**Exercise requirements**
Return each line of the records below that contains the word "true".

- - - - - - -

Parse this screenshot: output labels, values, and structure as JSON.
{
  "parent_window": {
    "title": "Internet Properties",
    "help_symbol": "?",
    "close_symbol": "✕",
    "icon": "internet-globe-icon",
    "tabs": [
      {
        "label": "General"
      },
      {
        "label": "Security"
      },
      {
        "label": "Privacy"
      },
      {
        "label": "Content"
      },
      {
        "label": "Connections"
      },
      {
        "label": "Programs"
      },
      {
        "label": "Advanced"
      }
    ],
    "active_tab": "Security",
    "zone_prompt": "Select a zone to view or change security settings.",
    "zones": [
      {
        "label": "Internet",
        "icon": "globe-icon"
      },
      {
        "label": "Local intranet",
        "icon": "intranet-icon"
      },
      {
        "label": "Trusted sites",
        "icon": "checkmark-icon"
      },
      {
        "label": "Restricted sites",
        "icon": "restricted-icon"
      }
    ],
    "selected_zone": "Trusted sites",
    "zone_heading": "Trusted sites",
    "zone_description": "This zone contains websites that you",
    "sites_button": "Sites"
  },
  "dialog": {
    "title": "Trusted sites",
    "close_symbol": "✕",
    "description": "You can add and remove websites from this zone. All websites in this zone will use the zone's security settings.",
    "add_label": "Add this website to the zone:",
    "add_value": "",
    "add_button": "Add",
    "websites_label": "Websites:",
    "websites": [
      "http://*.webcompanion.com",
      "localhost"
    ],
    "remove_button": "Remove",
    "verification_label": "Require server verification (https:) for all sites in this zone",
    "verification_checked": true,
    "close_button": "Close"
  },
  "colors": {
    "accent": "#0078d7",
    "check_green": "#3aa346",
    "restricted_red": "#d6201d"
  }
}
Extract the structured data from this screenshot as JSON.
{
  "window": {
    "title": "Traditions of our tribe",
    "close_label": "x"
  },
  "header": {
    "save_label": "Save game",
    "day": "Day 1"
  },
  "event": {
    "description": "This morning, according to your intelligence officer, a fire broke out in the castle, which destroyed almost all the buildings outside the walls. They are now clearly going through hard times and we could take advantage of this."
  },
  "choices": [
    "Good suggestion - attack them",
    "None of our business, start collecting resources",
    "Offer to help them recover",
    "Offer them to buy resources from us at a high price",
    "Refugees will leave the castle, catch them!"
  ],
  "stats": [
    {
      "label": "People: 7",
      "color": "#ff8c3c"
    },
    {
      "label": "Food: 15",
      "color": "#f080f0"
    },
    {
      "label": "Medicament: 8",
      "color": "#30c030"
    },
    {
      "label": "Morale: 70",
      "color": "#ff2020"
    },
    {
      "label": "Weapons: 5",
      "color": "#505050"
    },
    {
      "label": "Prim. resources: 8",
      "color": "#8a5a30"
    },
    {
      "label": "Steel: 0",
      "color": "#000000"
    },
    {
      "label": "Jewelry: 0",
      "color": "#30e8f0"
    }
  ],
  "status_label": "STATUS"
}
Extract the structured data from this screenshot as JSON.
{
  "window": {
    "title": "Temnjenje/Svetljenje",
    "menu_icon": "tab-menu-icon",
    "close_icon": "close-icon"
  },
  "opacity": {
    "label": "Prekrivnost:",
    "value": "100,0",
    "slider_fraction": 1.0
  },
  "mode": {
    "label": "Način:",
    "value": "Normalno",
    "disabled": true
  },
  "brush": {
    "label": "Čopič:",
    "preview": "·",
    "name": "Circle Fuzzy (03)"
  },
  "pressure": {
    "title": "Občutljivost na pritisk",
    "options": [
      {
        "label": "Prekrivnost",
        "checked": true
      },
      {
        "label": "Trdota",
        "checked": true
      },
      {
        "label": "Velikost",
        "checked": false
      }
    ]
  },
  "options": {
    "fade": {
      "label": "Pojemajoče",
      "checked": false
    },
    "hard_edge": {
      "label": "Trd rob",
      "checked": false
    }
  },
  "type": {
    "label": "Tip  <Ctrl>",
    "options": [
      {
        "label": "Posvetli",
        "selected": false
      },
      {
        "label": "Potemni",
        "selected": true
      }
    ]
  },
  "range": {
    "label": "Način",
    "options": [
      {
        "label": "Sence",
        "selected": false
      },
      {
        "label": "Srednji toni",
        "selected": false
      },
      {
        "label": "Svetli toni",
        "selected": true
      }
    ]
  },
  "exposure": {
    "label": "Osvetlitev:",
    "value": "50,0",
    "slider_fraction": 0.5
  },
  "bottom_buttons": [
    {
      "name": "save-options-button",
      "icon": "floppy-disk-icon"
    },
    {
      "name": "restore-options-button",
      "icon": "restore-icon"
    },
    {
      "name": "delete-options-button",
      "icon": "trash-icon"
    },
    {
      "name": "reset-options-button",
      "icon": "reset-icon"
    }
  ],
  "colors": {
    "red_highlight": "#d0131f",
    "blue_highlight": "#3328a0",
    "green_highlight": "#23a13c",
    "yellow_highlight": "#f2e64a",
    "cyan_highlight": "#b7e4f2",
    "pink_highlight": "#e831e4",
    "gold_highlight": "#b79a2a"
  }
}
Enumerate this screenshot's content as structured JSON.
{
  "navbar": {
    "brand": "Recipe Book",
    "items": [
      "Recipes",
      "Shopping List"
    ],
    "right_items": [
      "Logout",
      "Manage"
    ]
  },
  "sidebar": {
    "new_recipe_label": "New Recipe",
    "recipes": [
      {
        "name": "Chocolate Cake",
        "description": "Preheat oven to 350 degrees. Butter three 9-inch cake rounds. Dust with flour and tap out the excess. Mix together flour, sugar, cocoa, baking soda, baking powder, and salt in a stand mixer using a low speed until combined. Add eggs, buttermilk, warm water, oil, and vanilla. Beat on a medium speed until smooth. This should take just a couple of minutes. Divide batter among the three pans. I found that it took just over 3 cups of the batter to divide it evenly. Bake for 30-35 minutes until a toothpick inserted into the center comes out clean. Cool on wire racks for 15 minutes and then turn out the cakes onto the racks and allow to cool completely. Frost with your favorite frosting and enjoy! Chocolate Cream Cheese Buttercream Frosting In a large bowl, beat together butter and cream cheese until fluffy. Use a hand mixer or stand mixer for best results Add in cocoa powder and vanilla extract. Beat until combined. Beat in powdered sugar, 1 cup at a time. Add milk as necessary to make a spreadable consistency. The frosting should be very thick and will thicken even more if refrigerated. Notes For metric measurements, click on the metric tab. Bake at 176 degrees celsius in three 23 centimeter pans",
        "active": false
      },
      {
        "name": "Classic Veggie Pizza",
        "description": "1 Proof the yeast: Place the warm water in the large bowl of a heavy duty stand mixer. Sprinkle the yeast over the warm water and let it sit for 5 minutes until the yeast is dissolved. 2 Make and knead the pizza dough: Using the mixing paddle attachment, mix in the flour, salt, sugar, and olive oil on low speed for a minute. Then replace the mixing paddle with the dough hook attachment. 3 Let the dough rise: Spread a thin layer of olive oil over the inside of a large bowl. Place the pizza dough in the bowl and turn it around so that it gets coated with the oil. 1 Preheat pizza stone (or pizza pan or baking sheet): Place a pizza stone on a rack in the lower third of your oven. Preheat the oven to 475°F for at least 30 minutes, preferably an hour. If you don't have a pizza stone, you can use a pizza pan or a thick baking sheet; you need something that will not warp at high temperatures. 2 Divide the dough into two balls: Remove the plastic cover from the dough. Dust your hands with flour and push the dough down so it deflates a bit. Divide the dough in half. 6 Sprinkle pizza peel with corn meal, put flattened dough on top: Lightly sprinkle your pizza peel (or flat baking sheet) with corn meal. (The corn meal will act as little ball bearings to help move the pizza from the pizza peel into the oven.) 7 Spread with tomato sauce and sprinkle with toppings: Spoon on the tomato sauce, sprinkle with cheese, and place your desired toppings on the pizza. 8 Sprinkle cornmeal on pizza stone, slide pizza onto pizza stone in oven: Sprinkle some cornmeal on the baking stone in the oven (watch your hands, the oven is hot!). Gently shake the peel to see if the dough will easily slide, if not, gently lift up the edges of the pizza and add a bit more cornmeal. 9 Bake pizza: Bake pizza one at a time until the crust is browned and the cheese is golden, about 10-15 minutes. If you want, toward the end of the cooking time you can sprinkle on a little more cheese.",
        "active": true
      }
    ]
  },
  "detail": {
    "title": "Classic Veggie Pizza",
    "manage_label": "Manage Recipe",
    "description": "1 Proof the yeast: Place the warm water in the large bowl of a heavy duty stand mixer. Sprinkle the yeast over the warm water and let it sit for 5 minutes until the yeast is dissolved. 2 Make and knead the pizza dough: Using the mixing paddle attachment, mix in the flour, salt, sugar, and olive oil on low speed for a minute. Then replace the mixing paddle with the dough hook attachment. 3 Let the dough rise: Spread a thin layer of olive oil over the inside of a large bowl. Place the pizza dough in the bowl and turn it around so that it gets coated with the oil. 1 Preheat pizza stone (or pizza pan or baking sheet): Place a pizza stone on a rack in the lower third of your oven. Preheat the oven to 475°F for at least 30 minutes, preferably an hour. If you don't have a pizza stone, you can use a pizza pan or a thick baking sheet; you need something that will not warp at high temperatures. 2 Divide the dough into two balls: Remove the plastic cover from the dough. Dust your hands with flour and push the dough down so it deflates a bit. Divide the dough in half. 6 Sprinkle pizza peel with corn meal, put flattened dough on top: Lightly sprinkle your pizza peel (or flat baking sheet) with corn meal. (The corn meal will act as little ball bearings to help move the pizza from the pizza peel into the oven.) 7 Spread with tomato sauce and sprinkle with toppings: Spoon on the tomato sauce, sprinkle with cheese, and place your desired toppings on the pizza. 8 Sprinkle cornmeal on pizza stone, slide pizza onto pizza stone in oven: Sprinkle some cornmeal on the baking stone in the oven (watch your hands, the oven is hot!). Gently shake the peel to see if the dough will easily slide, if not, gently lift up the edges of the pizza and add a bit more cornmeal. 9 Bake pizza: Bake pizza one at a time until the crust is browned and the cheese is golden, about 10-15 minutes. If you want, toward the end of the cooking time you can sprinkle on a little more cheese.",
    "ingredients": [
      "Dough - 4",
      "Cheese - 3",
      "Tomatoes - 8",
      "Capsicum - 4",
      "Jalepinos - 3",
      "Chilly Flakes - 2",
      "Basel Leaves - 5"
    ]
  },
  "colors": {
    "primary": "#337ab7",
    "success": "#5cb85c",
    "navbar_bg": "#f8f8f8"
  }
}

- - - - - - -

**Completed exercise**
    "verification_checked": true,
    "disabled": true
        "checked": true
        "checked": true
        "selected": true
        "selected": true
        "active": true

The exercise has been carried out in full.